>> Brian Holt: So here are kind of some guidelines of how it should work.

[00:01:12]
It should look mostly like this. It should function like a normal calculator. We're not gonna do anything with decimals. We're just gonna assume everything's an integer today. Don't bother with percentages. C means clear, so if someone clicks clear, then they should go back to a neutral state. Deleting is kind of an extra credit thing, so 895 and then you delete one.

[00:01:39]
>> Brian Holt: And calculators tend to have some weird logic around what happens if you hit = multiple times, I don't care about that. You can just ignore that part as well.
>> Brian Holt: Okay, there's a bunch of HTML and CSS tips up there, but it took me about 80 lines of code to write this.

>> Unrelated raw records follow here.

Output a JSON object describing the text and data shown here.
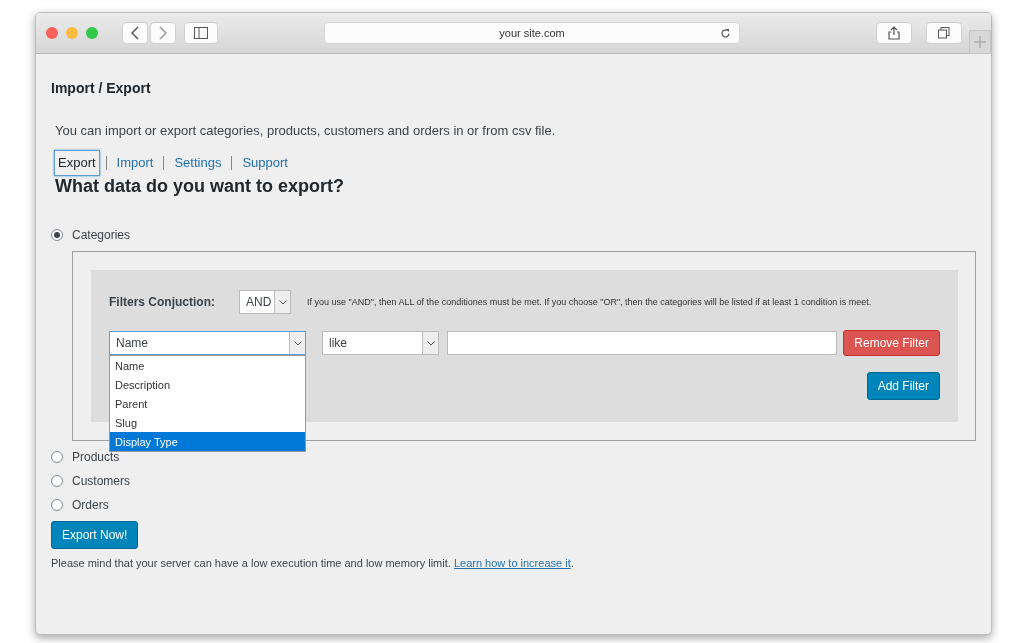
{
  "browser": {
    "address": "your site.com"
  },
  "page": {
    "title": "Import / Export",
    "intro": "You can import or export categories, products, customers and orders in or from csv file.",
    "tabs": [
      {
        "label": "Export",
        "selected": true
      },
      {
        "label": "Import",
        "selected": false
      },
      {
        "label": "Settings",
        "selected": false
      },
      {
        "label": "Support",
        "selected": false
      }
    ],
    "heading": "What data do you want to export?",
    "options": [
      {
        "label": "Categories",
        "selected": true
      },
      {
        "label": "Products",
        "selected": false
      },
      {
        "label": "Customers",
        "selected": false
      },
      {
        "label": "Orders",
        "selected": false
      }
    ],
    "filters": {
      "conjunction_label": "Filters Conjuction:",
      "conjunction": "AND",
      "hint": "If you use \"AND\", then ALL of the conditiones must be met. If you choose \"OR\", then the categories will be listed if at least 1 condition is meet.",
      "field": "Name",
      "operator": "like",
      "remove_button": "Remove Filter",
      "add_button": "Add Filter",
      "field_menu": [
        {
          "label": "Name",
          "selected": false
        },
        {
          "label": "Description",
          "selected": false
        },
        {
          "label": "Parent",
          "selected": false
        },
        {
          "label": "Slug",
          "selected": false
        },
        {
          "label": "Display Type",
          "selected": true
        }
      ]
    },
    "export_button": "Export Now!",
    "note": {
      "text": "Please mind that your server can have a low execution time and low memory limit.",
      "link": "Learn how to increase it",
      "after": "."
    }
  }
}
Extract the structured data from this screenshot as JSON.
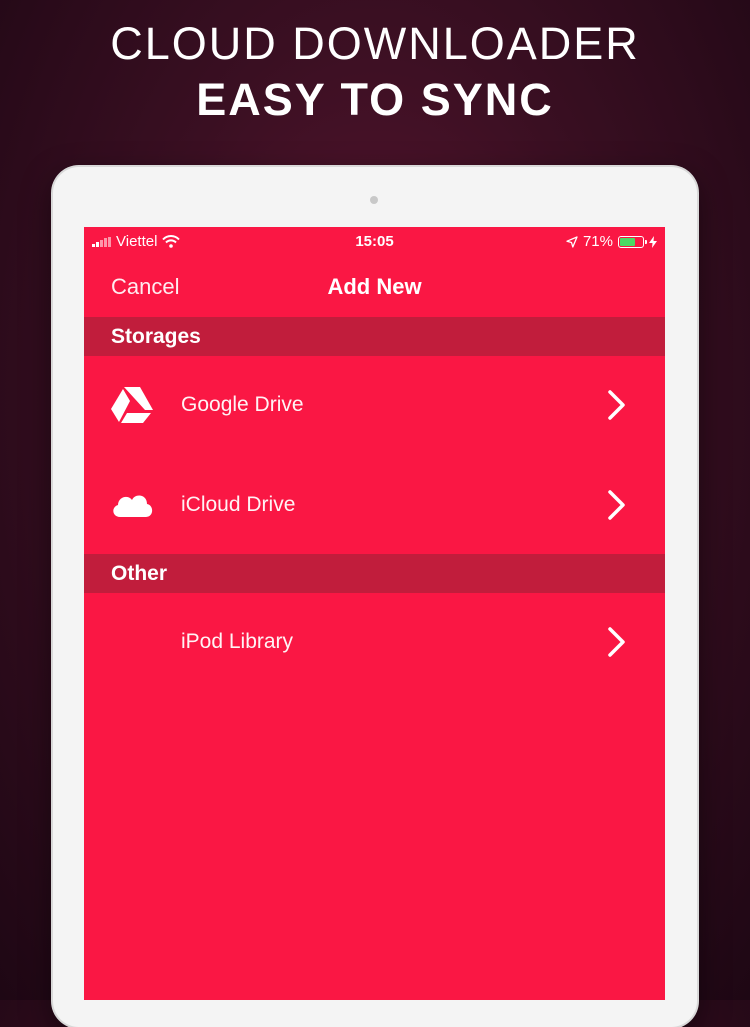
{
  "promo": {
    "line1": "CLOUD DOWNLOADER",
    "line2": "EASY TO SYNC"
  },
  "status_bar": {
    "carrier": "Viettel",
    "time": "15:05",
    "battery_percent": "71%",
    "battery_level": 0.71,
    "icons": [
      "signal-bars",
      "wifi",
      "location-arrow",
      "battery",
      "charging-bolt"
    ]
  },
  "nav": {
    "cancel_label": "Cancel",
    "title": "Add New"
  },
  "sections": {
    "storages": {
      "header": "Storages",
      "items": [
        {
          "label": "Google Drive",
          "icon": "google-drive-icon"
        },
        {
          "label": "iCloud Drive",
          "icon": "cloud-icon"
        }
      ]
    },
    "other": {
      "header": "Other",
      "items": [
        {
          "label": "iPod Library",
          "icon": ""
        }
      ]
    }
  },
  "colors": {
    "screen_bg": "#fa1744",
    "section_bg": "#c11d3c",
    "battery_fill": "#4cd964"
  }
}
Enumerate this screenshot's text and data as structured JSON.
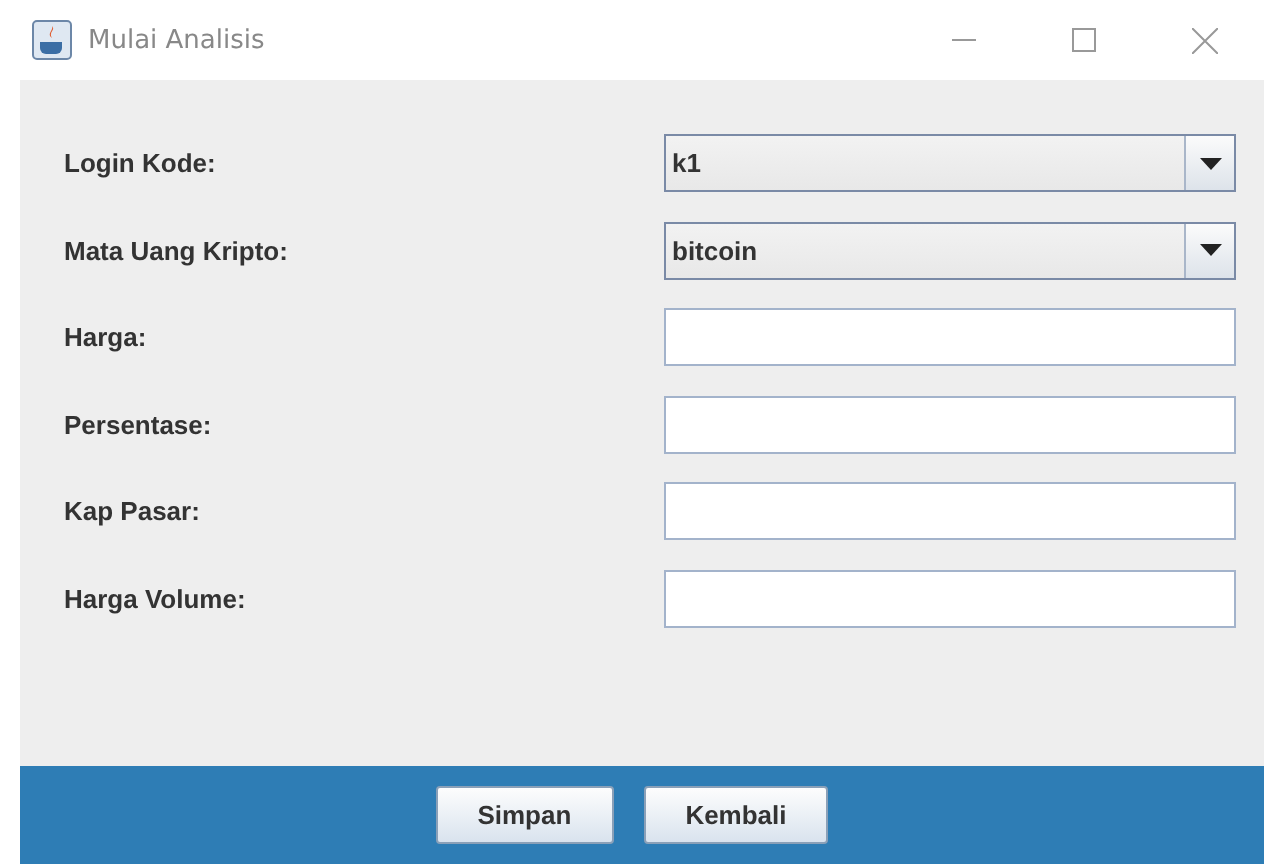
{
  "window": {
    "title": "Mulai Analisis"
  },
  "fields": [
    {
      "label": "Login Kode:",
      "kind": "combo",
      "value": "k1"
    },
    {
      "label": "Mata Uang Kripto:",
      "kind": "combo",
      "value": "bitcoin"
    },
    {
      "label": "Harga:",
      "kind": "text"
    },
    {
      "label": "Persentase:",
      "kind": "text"
    },
    {
      "label": "Kap Pasar:",
      "kind": "text"
    },
    {
      "label": "Harga Volume:",
      "kind": "text"
    }
  ],
  "buttons": [
    "Simpan",
    "Kembali"
  ]
}
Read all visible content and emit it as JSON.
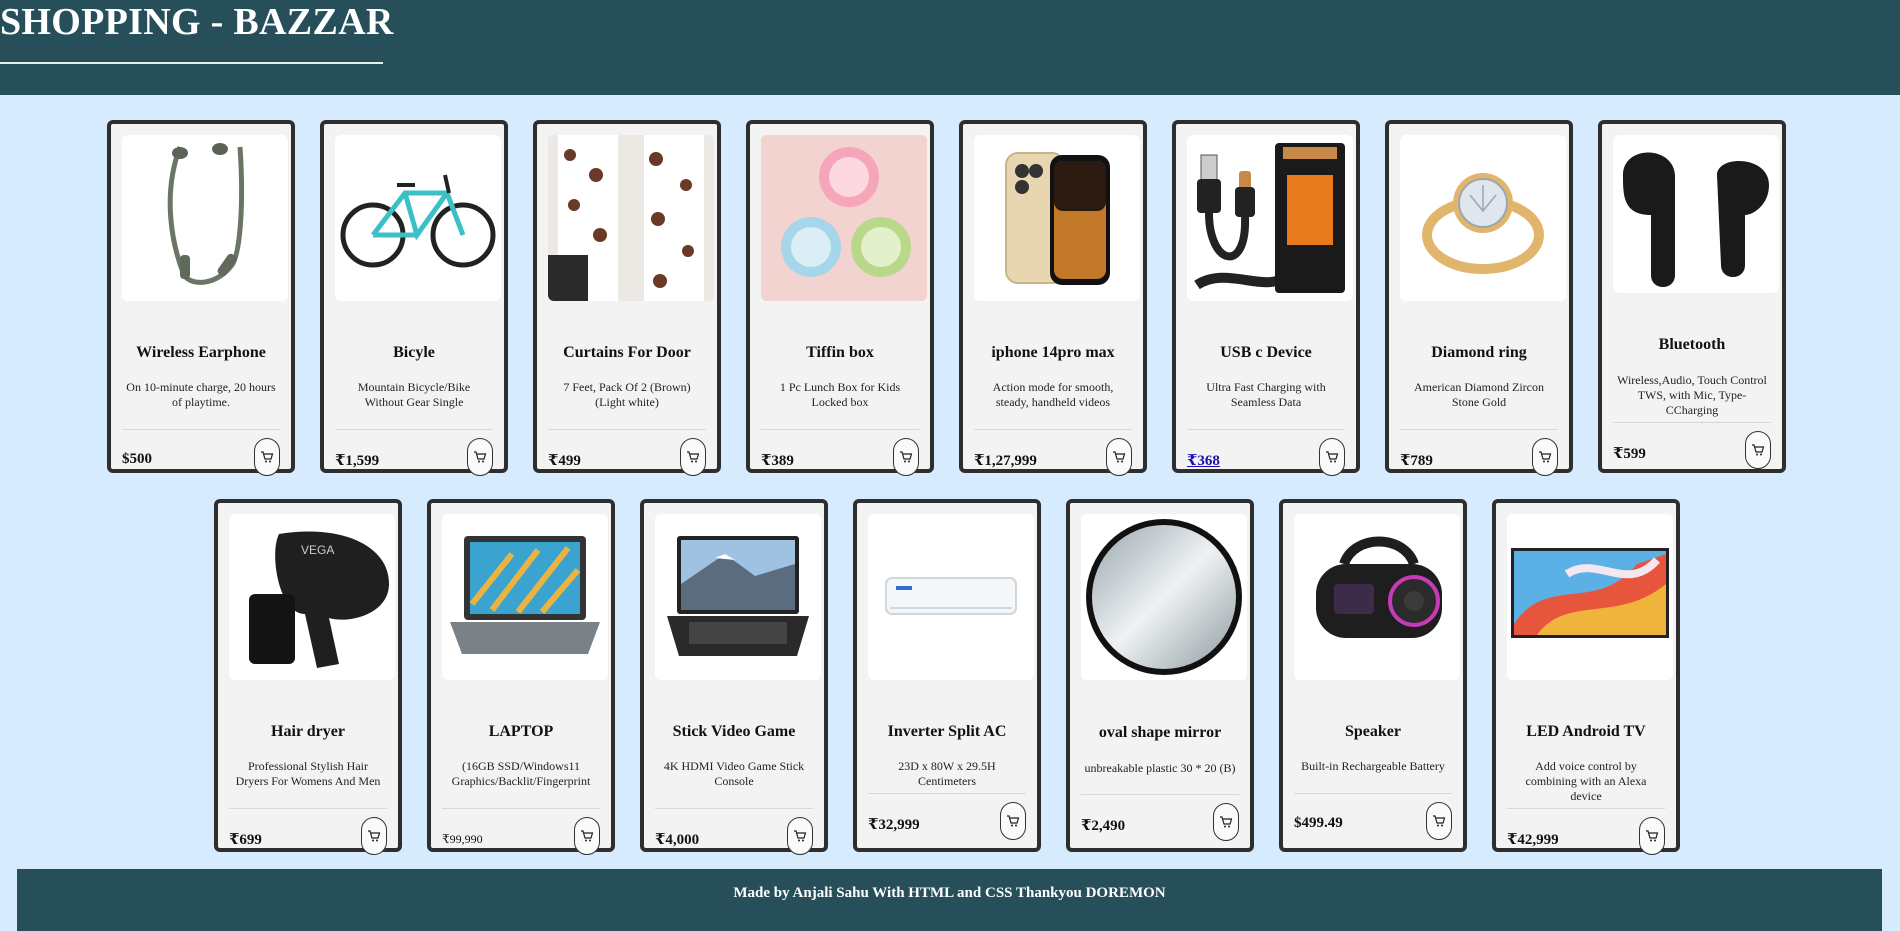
{
  "header": {
    "title": "SHOPPING - BAZZAR"
  },
  "products": [
    {
      "title": "Wireless Earphone",
      "desc": "On 10-minute charge, 20 hours of playtime.",
      "price": "$500",
      "icon": "earphone-image"
    },
    {
      "title": "Bicyle",
      "desc": "Mountain Bicycle/Bike Without Gear Single",
      "price": "₹1,599",
      "icon": "bicycle-image"
    },
    {
      "title": "Curtains For Door",
      "desc": "7 Feet, Pack Of 2 (Brown) (Light white)",
      "price": "₹499",
      "icon": "curtains-image"
    },
    {
      "title": "Tiffin box",
      "desc": "1 Pc Lunch Box for Kids Locked box",
      "price": "₹389",
      "icon": "tiffin-box-image"
    },
    {
      "title": "iphone 14pro max",
      "desc": "Action mode for smooth, steady, handheld videos",
      "price": "₹1,27,999",
      "icon": "iphone-image"
    },
    {
      "title": "USB c Device",
      "desc": "Ultra Fast Charging with Seamless Data",
      "price": "₹368",
      "icon": "usb-cable-image"
    },
    {
      "title": "Diamond ring",
      "desc": "American Diamond Zircon Stone Gold",
      "price": "₹789",
      "icon": "ring-image"
    },
    {
      "title": "Bluetooth",
      "desc": "Wireless,Audio, Touch Control TWS, with Mic, Type-CCharging",
      "price": "₹599",
      "icon": "earbuds-image"
    },
    {
      "title": "Hair dryer",
      "desc": "Professional Stylish Hair Dryers For Womens And Men",
      "price": "₹699",
      "icon": "hair-dryer-image"
    },
    {
      "title": "LAPTOP",
      "desc": "(16GB SSD/Windows11 Graphics/Backlit/Fingerprint",
      "price": "₹99,990",
      "icon": "laptop-image"
    },
    {
      "title": "Stick Video Game",
      "desc": "4K HDMI Video Game Stick Console",
      "price": "₹4,000",
      "icon": "notebook-image"
    },
    {
      "title": "Inverter Split AC",
      "desc": "23D x 80W x 29.5H Centimeters",
      "price": "₹32,999",
      "icon": "air-conditioner-image"
    },
    {
      "title": "oval shape mirror",
      "desc": "unbreakable plastic 30 * 20 (B)",
      "price": "₹2,490",
      "icon": "mirror-image"
    },
    {
      "title": "Speaker",
      "desc": "Built-in Rechargeable Battery",
      "price": "$499.49",
      "icon": "speaker-image"
    },
    {
      "title": "LED Android TV",
      "desc": "Add voice control by combining with an Alexa device",
      "price": "₹42,999",
      "icon": "tv-image"
    }
  ],
  "cart_icon": "cart-icon",
  "footer": {
    "text": "Made by Anjali Sahu With HTML and CSS Thankyou DOREMON"
  }
}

[00:01:58]
We are gonna write this together, and then I'm gonna give you a different project for the end of the day. But if you're writing over 200 or 250 lines for this, you're probably overthinking it a little bit, which is fine. I use console.log everywhere when I'm writing code.

[00:02:16]
That's just a persona tick of mine, but you're welcome to debug in whatever way you want to.
>> Brian Holt: This is kind of an important concept in general with programming, many small functions is very preferable to one large function. So with functions, in general, you want them to do one thing and one thing well.

[00:02:33]
And if they start doing five or ten things, you just end up with a mess, right? So in general, you should prefer having many small functions. I used eight functions to solve the calculator.
>> Brian Holt: You'll have to keep track of several variables.
>> Brian Holt: And how you choose to do event listeners is up to you.

[00:02:54]
I did one event listener on the whole thing.
>> Brian Holt: We ran into this previously with types, but just to go over it one more time. If you querying numbers out of the DOM, they come back as strings, right? So just to kind of drive that home, so I have 10 here, right?

[00:03:10]
And if I say, console.log(num), right here.
>> Brian Holt: So console.log(num, type of num), you get 10, a number, right? Because this number right here is a number. And that's what the type of operator does there, it lets you know what it is.
>> Brian Holt: And then if I say, div.innerText = num, so now this is the same num and I've just assigned it to be the innerText of this div up here, which is this div, okay?

[00:03:41]
And if I just ask for that number back that I just gave it, it gives it back to me as a string, right? So now if I say, div.interText, type of div.InnerText, notice this comes back in quotes, because it's a string and its type is string. So that's something to be careful of.

[00:04:00]
If you're trying to add numbers together, if you add 5 and 5 and get 55, it's cuz they're both strings, right? It's 10, right? We all know that, right? We math okay? [LAUGH]
>> Group: [LAUGH]
>> Brian Holt: Okay, we math okay.
>> Brian Holt: You can also use parseInt, that's another easy way to get that coerced into a.